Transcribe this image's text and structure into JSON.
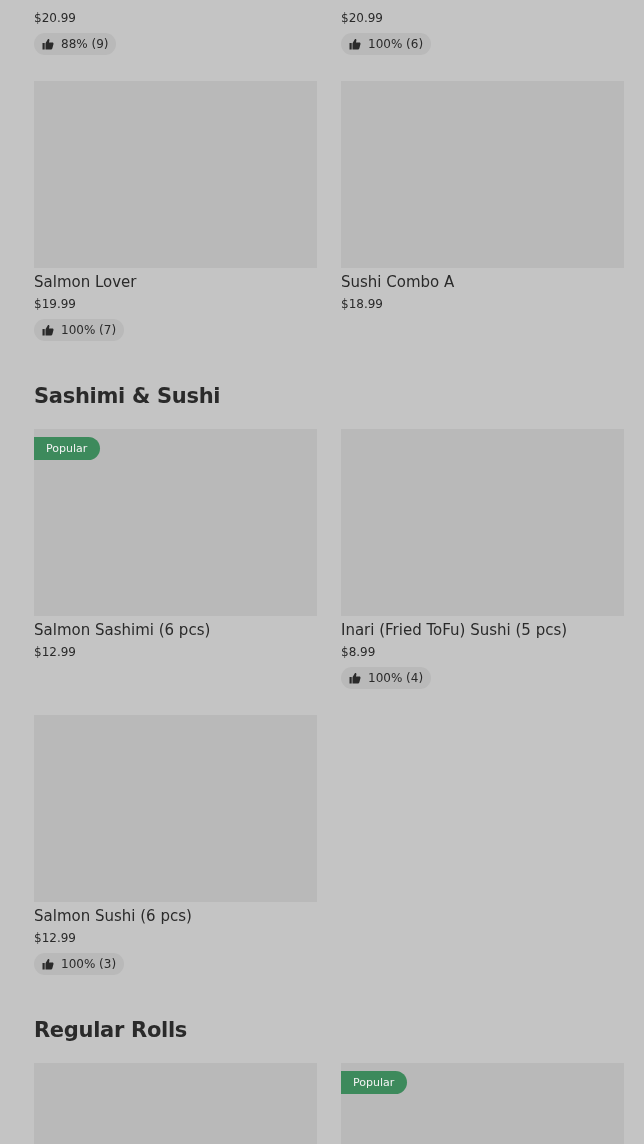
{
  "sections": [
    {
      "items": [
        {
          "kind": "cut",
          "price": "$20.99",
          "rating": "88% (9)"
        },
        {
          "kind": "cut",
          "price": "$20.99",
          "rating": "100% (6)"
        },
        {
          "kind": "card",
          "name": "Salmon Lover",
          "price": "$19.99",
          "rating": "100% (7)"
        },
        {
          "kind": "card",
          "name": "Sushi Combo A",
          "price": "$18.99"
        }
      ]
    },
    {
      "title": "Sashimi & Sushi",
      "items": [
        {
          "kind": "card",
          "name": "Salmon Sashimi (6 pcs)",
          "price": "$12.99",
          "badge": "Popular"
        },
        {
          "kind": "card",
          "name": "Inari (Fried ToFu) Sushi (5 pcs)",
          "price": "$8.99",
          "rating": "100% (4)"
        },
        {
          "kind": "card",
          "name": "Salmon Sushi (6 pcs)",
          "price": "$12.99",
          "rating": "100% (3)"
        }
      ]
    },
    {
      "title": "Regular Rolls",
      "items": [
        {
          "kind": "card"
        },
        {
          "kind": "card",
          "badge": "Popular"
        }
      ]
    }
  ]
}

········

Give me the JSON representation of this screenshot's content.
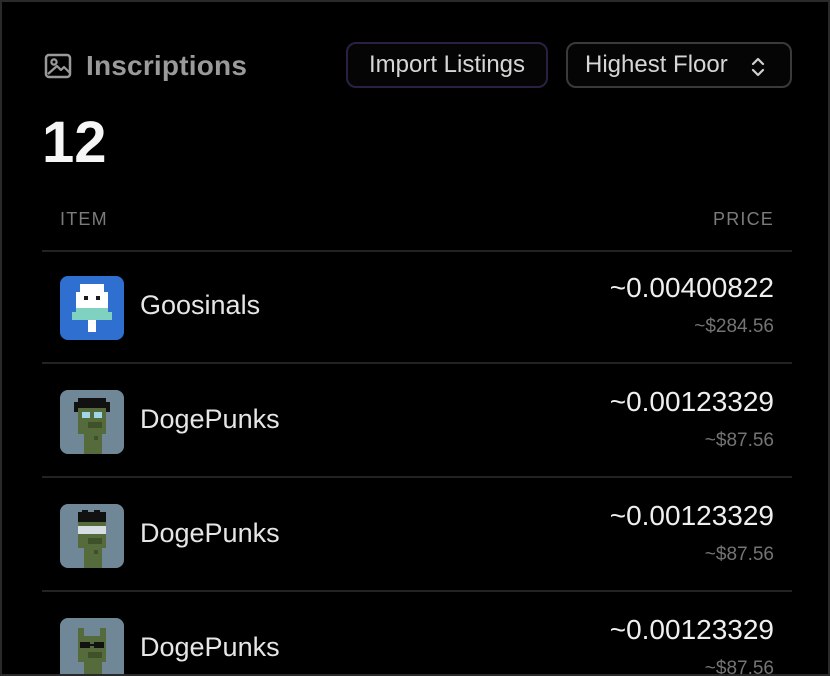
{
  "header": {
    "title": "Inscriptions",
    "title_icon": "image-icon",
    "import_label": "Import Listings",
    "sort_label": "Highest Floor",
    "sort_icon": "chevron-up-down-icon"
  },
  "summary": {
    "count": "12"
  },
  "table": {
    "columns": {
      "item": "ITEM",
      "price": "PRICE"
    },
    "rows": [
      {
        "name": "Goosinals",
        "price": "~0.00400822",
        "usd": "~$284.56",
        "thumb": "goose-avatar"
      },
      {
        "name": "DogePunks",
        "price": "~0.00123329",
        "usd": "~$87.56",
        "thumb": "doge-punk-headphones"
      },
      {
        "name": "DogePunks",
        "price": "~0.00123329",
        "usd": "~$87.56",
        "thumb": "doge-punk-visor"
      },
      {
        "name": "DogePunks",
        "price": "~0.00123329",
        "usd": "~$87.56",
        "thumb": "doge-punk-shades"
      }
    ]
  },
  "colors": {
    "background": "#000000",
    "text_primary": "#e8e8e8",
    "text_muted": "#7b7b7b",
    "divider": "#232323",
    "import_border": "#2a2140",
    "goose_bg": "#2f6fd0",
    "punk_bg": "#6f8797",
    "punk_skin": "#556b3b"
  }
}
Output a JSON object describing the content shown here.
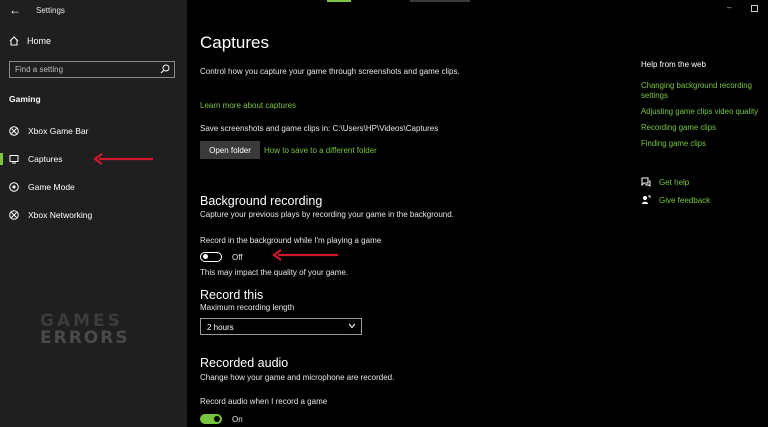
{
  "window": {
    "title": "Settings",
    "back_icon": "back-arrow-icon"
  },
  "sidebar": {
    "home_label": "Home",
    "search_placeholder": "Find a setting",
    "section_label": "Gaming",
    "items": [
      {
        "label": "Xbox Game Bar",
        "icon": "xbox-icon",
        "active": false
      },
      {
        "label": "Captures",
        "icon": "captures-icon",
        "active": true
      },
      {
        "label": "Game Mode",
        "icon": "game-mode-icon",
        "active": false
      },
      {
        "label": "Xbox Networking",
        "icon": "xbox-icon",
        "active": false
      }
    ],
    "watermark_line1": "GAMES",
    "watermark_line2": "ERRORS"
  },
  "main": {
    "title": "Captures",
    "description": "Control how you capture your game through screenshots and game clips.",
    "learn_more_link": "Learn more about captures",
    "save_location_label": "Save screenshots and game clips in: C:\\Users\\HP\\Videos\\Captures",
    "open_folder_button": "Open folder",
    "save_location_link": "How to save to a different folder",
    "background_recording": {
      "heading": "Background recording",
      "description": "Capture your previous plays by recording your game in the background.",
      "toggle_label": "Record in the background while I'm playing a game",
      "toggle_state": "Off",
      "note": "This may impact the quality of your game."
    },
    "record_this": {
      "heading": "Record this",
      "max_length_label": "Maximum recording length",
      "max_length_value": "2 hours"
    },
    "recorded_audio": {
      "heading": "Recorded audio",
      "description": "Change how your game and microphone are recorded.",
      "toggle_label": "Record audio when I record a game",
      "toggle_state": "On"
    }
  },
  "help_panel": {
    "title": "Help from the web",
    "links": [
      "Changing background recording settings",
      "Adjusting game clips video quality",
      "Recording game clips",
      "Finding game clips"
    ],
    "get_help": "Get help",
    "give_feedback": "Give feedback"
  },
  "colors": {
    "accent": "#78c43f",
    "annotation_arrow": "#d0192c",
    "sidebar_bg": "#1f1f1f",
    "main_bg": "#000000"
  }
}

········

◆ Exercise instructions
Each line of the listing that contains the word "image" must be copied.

◆ Exercise result
Transcribe this image's text and structure into JSON.
    "title_icon": "image-icon",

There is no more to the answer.